*DATA SUPPLIED*

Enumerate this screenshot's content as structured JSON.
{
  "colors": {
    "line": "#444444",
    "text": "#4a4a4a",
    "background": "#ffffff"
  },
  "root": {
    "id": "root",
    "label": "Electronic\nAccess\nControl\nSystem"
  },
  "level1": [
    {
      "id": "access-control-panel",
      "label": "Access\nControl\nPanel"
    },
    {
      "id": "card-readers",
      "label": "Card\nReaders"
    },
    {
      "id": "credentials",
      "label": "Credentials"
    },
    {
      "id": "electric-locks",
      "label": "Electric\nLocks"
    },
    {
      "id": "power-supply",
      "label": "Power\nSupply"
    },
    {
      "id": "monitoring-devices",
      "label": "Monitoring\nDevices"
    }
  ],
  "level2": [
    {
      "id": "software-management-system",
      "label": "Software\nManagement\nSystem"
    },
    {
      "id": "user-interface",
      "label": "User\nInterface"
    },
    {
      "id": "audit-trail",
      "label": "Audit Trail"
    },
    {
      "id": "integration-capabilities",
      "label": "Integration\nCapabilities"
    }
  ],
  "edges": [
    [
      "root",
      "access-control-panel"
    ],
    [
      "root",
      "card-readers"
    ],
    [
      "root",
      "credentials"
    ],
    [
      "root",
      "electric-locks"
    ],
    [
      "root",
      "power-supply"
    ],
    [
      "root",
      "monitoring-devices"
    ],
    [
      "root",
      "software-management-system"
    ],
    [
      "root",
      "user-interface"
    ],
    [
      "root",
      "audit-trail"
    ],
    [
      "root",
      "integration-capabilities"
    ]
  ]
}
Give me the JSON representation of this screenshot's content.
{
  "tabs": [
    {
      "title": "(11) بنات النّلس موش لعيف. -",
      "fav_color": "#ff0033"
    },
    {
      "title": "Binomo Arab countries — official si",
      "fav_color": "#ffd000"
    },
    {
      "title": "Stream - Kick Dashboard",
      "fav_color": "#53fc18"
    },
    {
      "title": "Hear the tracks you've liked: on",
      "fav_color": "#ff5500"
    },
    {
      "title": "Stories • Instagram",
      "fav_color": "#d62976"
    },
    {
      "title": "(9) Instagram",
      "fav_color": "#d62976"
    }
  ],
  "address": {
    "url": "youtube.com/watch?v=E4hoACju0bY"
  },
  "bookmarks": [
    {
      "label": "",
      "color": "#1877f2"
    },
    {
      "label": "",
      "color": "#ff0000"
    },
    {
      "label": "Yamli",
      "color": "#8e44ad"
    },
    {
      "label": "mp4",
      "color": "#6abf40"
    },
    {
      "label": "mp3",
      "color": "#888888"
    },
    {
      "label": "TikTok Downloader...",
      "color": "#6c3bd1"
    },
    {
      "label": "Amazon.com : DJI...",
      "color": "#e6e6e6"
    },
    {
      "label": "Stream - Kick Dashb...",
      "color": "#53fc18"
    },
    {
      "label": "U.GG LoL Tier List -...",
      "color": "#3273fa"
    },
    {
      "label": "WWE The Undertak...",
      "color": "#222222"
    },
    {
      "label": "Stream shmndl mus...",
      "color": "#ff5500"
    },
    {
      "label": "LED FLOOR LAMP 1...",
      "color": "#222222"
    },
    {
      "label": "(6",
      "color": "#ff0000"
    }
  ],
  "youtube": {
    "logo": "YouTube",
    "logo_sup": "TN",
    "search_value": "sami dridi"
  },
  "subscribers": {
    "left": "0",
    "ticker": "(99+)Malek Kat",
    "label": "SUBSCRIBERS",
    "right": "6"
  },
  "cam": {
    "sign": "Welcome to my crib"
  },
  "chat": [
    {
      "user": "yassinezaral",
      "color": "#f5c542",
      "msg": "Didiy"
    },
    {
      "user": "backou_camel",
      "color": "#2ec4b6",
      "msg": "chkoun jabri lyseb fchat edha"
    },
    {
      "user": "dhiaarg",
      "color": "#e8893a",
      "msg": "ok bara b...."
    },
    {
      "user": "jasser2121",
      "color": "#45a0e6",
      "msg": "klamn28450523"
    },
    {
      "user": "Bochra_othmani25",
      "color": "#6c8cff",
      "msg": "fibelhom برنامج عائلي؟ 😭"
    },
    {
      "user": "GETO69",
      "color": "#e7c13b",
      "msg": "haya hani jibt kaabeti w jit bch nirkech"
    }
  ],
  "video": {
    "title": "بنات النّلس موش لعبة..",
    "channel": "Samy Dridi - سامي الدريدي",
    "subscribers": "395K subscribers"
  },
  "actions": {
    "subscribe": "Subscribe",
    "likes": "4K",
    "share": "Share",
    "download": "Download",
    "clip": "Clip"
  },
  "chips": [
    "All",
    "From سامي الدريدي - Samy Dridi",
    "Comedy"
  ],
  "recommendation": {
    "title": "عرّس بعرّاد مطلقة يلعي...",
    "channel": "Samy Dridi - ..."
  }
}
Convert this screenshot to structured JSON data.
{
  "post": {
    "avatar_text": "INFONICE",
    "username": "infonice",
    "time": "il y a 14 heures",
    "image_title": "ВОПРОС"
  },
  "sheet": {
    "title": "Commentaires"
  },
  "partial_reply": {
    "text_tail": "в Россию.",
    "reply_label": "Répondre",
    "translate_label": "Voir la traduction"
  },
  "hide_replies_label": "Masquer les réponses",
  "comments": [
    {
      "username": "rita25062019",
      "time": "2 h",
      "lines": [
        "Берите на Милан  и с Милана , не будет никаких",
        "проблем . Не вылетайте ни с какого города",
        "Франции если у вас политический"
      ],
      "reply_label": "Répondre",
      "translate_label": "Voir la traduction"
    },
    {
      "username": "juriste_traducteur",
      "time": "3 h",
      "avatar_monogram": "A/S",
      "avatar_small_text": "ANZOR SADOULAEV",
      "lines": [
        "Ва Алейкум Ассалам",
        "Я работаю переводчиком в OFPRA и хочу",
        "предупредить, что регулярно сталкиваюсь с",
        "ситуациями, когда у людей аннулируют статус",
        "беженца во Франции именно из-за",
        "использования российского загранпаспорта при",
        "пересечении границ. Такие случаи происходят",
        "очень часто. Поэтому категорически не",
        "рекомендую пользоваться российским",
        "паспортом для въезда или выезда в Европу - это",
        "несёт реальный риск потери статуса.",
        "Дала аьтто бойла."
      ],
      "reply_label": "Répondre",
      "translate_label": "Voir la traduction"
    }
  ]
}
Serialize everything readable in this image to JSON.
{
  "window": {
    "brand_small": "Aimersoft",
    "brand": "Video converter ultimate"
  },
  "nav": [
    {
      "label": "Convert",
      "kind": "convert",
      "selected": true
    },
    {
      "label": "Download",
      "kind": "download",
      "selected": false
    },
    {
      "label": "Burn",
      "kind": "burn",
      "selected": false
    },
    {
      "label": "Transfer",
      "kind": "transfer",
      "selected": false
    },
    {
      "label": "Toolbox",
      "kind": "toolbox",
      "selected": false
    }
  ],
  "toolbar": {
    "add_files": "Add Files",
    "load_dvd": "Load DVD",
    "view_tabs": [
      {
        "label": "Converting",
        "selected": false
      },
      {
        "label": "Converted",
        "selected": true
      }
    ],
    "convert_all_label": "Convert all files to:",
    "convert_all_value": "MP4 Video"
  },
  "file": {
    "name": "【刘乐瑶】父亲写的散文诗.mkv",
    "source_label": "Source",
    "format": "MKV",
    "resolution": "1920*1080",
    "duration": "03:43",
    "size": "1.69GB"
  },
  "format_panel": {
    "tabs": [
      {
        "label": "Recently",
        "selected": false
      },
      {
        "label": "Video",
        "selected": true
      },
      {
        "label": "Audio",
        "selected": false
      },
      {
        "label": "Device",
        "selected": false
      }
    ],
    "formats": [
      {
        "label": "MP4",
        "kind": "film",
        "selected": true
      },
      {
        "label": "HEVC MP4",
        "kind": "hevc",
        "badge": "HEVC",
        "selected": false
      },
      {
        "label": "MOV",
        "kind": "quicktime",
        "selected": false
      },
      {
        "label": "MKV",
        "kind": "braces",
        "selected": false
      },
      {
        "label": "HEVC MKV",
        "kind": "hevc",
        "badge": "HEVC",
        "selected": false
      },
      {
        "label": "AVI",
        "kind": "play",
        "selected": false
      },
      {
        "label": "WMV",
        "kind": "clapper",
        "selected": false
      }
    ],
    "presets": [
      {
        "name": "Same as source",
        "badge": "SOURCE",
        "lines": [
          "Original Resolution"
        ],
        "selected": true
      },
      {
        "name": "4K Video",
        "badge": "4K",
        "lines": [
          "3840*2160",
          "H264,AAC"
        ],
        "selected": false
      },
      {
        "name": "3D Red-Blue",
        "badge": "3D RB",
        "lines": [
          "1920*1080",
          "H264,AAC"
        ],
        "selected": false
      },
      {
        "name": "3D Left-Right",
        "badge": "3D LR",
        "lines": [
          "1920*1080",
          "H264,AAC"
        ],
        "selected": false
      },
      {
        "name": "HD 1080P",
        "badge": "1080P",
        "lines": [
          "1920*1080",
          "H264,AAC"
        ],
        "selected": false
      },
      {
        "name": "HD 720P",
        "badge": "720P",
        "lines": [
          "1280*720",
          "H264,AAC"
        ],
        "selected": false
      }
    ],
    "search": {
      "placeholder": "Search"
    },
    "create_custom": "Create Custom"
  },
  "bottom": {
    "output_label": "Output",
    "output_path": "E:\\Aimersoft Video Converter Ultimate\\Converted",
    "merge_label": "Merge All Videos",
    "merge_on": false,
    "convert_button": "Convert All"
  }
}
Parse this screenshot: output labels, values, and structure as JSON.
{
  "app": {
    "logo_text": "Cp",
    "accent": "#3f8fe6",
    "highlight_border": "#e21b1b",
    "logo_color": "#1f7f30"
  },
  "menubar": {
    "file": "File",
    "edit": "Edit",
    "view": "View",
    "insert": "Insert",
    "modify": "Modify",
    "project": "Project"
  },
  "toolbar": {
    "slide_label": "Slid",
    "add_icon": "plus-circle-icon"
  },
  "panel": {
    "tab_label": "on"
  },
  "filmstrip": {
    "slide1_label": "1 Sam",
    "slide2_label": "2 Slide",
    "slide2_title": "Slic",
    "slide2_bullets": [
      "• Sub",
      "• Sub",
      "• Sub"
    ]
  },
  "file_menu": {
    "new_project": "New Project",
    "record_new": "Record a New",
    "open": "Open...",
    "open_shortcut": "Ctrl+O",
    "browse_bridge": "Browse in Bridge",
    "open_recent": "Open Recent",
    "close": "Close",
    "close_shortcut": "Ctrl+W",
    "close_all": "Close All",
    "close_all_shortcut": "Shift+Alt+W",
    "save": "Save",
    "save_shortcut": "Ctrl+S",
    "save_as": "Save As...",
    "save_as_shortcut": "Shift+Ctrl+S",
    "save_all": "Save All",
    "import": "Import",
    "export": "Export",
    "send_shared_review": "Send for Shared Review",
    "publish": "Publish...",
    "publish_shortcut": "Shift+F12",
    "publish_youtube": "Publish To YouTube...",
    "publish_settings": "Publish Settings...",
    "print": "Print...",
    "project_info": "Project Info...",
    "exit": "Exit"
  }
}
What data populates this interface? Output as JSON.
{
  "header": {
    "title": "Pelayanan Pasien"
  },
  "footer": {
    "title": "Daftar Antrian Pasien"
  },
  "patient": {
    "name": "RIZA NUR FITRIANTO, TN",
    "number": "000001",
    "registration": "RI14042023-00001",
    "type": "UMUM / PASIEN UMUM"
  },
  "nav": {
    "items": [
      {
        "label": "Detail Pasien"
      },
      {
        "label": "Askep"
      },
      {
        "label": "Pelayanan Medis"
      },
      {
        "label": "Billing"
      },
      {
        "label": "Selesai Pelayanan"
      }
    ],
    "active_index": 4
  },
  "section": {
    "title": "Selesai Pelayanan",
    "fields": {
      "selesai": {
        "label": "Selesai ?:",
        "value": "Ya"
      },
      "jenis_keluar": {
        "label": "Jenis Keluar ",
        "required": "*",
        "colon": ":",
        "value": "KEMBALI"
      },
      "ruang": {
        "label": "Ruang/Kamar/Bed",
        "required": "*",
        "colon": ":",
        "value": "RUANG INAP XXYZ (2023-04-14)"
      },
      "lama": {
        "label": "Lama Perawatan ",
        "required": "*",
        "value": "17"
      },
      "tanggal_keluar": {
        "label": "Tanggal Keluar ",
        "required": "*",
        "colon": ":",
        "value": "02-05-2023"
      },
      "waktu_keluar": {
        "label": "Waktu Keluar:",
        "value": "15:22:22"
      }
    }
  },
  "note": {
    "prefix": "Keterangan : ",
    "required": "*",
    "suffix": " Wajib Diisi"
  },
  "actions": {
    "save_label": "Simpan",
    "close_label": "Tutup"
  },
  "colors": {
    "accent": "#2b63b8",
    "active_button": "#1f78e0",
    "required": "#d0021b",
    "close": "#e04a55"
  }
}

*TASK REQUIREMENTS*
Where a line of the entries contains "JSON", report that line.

*COMPLETED EXERCISE*
Enumerate this screenshot's content as structured JSON.
Give me the JSON representation of this screenshot's content.
Convert this screenshot to structured JSON data.
Serialize everything readable in this image to JSON.
Parse this screenshot: output labels, values, and structure as JSON.
What data populates this interface? Output as JSON.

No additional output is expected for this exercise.